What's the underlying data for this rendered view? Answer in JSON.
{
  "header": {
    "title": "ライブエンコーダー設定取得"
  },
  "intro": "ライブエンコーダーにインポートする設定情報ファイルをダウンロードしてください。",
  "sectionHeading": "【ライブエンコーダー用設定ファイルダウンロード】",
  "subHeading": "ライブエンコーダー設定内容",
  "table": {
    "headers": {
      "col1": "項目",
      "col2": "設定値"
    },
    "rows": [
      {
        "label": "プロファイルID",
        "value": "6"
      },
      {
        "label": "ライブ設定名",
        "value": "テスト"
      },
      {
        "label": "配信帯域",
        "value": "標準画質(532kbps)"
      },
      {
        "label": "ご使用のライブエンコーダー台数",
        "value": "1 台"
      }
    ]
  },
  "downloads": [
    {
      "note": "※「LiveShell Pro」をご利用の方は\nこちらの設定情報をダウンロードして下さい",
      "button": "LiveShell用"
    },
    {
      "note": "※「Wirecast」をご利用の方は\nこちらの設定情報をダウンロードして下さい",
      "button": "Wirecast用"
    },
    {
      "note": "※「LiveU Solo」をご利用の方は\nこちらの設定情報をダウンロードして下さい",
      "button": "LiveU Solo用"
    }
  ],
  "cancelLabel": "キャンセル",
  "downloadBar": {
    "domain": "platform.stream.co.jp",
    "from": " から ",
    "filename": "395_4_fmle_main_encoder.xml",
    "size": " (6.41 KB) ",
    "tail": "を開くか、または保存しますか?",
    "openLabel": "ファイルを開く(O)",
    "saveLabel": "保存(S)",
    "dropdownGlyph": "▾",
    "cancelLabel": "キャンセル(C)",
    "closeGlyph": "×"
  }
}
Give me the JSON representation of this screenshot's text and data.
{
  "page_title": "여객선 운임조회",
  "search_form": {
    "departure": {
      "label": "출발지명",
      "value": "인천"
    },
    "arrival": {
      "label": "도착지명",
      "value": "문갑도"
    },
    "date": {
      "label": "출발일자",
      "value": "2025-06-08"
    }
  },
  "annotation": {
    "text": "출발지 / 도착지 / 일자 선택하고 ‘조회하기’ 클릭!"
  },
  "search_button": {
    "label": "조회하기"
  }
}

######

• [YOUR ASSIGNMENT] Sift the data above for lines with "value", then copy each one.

• [TASK RESPONSE]
        "value": "6"
        "value": "テスト"
        "value": "標準画質(532kbps)"
        "value": "1 台"
      "value": "인천"
      "value": "문갑도"
      "value": "2025-06-08"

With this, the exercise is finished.